Interface dataset entries:

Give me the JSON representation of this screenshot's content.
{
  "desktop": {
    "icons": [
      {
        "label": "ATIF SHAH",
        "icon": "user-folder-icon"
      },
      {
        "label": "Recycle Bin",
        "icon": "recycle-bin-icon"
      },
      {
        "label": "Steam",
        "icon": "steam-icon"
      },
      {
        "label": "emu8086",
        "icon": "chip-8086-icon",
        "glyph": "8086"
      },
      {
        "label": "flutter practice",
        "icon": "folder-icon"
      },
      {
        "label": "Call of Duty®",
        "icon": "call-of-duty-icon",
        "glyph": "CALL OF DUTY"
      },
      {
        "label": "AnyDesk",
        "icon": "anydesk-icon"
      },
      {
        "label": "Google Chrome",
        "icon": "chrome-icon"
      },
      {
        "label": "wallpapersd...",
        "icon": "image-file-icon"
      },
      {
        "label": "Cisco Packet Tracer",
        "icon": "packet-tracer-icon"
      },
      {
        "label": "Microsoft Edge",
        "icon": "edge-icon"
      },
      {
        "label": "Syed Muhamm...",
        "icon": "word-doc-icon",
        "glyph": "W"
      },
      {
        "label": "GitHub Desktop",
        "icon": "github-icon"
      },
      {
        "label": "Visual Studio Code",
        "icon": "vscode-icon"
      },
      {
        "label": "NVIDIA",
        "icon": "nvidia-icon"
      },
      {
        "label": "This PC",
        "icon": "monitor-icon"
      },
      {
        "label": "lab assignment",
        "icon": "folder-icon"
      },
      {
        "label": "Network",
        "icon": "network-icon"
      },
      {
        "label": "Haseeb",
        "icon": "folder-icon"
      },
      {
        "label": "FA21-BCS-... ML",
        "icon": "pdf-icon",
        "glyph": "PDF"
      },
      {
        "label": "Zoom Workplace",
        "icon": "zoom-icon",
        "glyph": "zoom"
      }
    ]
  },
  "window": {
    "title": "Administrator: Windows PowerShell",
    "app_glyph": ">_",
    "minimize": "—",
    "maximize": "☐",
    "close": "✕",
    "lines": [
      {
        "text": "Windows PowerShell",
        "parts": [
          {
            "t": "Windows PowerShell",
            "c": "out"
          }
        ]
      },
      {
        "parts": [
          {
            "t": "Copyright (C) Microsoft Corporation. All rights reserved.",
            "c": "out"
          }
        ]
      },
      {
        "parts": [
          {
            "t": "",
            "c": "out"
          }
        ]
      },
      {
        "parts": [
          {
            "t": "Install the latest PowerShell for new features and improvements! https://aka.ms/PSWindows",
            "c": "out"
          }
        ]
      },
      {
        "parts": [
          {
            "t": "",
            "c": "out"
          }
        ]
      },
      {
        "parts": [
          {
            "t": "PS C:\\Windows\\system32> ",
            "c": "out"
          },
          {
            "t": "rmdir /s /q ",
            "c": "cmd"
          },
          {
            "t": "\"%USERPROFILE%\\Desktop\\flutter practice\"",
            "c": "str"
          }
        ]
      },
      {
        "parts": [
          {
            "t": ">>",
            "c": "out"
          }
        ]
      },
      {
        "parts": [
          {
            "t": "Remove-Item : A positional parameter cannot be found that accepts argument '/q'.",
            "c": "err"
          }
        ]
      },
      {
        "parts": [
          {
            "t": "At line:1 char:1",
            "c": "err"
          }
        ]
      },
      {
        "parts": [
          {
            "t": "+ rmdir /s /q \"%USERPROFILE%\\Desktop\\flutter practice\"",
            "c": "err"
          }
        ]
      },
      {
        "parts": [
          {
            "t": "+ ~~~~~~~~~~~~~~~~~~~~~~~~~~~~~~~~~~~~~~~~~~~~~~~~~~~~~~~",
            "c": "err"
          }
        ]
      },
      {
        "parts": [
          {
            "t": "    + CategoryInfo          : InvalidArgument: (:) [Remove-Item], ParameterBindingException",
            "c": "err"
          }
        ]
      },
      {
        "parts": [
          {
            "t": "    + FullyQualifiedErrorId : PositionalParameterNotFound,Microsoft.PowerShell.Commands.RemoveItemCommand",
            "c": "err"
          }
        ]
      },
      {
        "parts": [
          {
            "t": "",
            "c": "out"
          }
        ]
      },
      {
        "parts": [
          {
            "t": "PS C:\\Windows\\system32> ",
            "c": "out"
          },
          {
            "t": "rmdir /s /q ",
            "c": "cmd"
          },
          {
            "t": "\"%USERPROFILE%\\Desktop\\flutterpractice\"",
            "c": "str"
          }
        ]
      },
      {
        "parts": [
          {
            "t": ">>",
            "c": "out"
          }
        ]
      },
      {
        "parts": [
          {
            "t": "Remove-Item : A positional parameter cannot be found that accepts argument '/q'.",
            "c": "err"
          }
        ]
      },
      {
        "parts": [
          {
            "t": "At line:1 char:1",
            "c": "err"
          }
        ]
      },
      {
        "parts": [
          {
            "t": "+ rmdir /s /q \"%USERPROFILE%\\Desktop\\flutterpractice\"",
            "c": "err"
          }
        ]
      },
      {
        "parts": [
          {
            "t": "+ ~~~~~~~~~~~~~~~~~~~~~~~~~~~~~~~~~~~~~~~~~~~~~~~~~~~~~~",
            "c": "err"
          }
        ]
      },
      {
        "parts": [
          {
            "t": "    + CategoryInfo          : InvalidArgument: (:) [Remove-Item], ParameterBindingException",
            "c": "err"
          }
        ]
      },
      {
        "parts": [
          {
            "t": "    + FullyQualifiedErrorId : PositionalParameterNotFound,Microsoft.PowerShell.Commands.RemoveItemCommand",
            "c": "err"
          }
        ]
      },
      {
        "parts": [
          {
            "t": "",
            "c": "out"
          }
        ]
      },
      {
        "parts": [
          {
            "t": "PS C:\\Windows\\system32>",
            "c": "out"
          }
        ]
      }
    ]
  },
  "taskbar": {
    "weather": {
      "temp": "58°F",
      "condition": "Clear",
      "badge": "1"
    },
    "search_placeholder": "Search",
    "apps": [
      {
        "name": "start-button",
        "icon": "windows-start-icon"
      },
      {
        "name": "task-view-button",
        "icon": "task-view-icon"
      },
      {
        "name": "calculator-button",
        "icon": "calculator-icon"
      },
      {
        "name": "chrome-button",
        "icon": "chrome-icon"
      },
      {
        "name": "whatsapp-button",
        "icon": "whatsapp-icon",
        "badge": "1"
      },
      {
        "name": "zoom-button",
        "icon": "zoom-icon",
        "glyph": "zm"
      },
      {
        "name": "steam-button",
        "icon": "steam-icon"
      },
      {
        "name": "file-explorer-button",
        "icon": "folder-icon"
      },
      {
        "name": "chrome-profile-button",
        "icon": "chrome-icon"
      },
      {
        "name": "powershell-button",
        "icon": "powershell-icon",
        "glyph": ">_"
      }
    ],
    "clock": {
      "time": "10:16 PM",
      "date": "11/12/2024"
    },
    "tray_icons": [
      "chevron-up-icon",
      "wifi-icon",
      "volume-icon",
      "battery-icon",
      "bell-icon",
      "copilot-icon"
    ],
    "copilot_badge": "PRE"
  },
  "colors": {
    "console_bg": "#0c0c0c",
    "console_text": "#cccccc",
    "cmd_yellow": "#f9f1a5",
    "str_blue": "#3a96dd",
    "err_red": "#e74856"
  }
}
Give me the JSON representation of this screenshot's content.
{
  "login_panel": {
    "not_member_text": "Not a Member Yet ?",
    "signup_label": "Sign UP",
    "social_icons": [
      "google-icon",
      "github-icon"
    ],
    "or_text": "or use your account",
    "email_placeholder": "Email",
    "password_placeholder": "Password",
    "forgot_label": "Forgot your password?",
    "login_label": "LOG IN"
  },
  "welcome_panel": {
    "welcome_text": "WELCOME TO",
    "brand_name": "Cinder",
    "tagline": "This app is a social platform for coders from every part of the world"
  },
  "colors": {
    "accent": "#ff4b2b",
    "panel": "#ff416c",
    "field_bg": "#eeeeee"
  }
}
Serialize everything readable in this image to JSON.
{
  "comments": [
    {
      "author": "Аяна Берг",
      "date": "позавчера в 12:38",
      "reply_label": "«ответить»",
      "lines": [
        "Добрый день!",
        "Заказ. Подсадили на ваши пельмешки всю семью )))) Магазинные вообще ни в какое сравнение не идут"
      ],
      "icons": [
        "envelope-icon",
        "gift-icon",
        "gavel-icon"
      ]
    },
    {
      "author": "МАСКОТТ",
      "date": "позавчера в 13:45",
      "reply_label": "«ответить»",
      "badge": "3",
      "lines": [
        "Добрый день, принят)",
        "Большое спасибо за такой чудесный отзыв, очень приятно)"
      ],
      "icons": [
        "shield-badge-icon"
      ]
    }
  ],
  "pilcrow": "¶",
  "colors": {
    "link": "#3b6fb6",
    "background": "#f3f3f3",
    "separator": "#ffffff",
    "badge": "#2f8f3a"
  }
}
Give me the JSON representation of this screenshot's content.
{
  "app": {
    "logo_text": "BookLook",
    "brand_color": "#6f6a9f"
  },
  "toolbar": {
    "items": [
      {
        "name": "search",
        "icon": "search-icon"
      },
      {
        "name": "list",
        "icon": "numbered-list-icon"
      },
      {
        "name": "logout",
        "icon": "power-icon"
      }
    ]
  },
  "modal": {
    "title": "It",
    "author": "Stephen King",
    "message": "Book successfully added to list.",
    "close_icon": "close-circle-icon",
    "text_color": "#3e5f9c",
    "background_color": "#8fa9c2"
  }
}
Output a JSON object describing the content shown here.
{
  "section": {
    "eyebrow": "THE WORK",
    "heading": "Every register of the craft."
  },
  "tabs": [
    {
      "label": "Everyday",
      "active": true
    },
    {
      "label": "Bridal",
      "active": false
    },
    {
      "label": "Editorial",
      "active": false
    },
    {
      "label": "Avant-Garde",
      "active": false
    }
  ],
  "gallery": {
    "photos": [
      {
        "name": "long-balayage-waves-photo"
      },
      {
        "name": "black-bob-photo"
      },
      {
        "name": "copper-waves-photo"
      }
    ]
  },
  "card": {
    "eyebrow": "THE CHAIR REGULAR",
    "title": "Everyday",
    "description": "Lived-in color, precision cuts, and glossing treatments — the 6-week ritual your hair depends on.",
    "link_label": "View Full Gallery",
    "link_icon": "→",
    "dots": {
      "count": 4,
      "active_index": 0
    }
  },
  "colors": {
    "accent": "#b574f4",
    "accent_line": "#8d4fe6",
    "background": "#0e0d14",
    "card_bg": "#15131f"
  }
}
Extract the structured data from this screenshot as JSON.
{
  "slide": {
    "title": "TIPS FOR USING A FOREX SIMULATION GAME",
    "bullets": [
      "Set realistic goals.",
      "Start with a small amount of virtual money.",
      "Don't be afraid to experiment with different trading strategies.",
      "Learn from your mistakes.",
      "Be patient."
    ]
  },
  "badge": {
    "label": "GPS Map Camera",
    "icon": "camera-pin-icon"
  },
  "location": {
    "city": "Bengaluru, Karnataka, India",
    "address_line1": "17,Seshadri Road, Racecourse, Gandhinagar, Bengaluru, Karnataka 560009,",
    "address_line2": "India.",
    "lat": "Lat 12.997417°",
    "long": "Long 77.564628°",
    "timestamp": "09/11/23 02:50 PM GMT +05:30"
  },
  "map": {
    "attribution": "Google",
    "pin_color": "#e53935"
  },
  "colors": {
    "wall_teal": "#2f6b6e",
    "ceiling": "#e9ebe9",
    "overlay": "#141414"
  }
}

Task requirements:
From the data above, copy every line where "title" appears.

Reply:
    "title": "Administrator: Windows PowerShell",
    "title": "It",
    "title": "Everyday",
    "title": "TIPS FOR USING A FOREX SIMULATION GAME",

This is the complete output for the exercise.